By Alan Lakso

Cornell University Viticulture and Enology Experience (CUVEE) participants practice experimental wine blending to create their own wines.

The Cornell University Viticulture and Enology Experience (CUVEE) pairs respected Cornell enologist Kathy Arnink and viticulturist Alan Lakso with leading Finger Lakes wine professionals for an intensive week-long program exploring the science of grape growing and wine making. Held July 17-22, 2011, this course will help participants develop hands-on knowledge of grape growing and winemaking and the science and art in the glass.

The course will be held on the Cornell University campus in the beautiful Finger Lakes wine region. The participants will learn from faculty and leading vineyard managers about the scientific principles and practical methods of growing quality wine grapes around the world, understand the complex interactions of climate, soil and culture (i.e., terroir), and receive hands-on experience with vine management.

In the winery and lab, participants will learn the principles and processes of wine making, wine analysis, and sensory perception, as well as develop their own custom wine blends.
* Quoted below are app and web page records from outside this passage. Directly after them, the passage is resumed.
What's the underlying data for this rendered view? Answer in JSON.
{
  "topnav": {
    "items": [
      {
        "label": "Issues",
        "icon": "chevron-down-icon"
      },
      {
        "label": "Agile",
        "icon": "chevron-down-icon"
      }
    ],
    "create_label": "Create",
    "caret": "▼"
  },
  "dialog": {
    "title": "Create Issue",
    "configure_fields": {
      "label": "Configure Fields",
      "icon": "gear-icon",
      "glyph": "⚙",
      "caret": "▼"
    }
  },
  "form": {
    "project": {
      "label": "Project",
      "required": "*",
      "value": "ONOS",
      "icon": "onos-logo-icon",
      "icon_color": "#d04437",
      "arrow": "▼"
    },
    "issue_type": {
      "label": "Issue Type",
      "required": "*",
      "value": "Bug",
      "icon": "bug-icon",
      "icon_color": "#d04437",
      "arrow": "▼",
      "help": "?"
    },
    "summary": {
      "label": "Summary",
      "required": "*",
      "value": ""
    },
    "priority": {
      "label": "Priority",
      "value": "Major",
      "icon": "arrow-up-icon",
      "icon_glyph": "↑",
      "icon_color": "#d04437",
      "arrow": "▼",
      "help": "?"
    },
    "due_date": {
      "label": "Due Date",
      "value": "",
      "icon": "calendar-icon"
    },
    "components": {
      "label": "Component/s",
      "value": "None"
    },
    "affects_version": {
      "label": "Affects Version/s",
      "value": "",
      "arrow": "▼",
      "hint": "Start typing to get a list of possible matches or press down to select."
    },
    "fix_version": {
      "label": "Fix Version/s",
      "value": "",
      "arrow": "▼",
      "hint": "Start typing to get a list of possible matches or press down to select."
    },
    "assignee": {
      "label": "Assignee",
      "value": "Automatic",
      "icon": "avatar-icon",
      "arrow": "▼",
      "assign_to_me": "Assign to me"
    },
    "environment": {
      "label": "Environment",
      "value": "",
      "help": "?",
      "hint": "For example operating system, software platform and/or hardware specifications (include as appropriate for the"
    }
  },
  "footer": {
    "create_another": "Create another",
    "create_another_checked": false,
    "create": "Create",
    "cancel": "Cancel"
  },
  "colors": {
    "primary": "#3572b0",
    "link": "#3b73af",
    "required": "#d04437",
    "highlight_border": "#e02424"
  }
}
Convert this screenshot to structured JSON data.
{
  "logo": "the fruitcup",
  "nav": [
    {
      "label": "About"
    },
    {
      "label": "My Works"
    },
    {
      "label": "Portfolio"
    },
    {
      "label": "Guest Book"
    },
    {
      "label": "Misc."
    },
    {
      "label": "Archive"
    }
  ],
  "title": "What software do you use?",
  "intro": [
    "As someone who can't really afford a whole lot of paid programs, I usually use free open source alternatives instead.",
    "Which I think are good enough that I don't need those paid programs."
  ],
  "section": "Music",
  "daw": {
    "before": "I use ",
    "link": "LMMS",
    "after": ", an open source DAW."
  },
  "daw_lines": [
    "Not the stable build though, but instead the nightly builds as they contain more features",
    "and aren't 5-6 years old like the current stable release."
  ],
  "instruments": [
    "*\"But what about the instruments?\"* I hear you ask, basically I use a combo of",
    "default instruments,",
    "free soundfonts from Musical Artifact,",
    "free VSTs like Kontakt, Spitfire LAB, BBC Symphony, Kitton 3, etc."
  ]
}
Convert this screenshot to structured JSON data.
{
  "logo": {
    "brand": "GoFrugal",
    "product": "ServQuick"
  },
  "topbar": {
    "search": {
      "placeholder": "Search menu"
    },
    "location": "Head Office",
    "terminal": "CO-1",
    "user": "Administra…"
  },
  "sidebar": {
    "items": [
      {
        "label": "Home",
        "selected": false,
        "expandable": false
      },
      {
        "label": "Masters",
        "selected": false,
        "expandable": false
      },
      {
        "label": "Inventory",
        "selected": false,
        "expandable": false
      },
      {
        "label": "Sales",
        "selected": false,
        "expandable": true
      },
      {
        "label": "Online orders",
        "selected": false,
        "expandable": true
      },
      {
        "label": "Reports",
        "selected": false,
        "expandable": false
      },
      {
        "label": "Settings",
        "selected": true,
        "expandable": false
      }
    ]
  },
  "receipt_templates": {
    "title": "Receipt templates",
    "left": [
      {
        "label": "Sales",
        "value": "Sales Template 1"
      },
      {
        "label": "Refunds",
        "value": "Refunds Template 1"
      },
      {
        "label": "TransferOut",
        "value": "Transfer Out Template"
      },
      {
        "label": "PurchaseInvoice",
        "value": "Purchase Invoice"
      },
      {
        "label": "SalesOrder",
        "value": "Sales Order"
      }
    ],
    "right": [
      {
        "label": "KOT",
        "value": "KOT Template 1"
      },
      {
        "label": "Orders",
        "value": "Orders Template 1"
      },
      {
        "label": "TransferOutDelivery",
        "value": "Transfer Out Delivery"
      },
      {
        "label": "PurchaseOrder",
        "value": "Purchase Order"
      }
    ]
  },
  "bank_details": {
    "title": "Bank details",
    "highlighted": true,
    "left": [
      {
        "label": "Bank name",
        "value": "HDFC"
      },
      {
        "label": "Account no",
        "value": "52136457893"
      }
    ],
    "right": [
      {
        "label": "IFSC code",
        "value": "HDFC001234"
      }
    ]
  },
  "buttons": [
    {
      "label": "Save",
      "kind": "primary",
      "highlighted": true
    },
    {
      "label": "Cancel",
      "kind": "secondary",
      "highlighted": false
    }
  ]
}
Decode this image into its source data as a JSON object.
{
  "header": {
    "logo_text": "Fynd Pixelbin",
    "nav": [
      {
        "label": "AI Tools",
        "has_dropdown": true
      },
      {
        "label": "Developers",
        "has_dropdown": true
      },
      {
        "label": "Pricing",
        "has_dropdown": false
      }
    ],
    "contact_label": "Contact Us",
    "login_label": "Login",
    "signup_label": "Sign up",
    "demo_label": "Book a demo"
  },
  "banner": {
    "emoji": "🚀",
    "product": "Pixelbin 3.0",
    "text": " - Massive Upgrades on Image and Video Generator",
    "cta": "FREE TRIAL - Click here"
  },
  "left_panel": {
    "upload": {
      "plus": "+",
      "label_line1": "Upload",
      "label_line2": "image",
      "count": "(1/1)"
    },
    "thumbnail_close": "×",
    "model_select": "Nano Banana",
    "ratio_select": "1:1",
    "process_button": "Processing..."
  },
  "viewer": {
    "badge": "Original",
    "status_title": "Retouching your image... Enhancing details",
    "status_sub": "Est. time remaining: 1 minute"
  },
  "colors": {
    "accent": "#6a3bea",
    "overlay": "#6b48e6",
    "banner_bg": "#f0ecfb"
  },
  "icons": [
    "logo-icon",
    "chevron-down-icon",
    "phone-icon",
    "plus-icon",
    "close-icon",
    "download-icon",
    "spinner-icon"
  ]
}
They will also enjoy special wine tastings and explore wine-food interactions.

To consider the business aspects of investing in a vineyard or winery, the class will also visit wineries, speak to their owners to obtain an insider's view of the wine business, and dine with leading growers, winemakers, and faculty.

CUVEE Canopy
CUVEE attendees practice hands-on canopy management in local vineyards

CUVEE welcomes people with a passion for grapes and wine: wine enthusiasts; individuals interested in growing grapes to produce wine for pleasure or for commercial purposes; anyone contemplating purchasing, investing in, or opening a winery; wine professionals such as merchants, restaurateurs, chefs and sommeliers; as well as those with a keen interest in understanding the "nuts and bolts" of growing grapes and making wine.

"This program changed what was a general interest in the subject to a complete fascination," commented past participant Sheila Sarin. "It has made me want to seriously pursue viticulture and/or enology in the future, be it in research or in the field."

Alan Lakso is professor in the department of horticulture.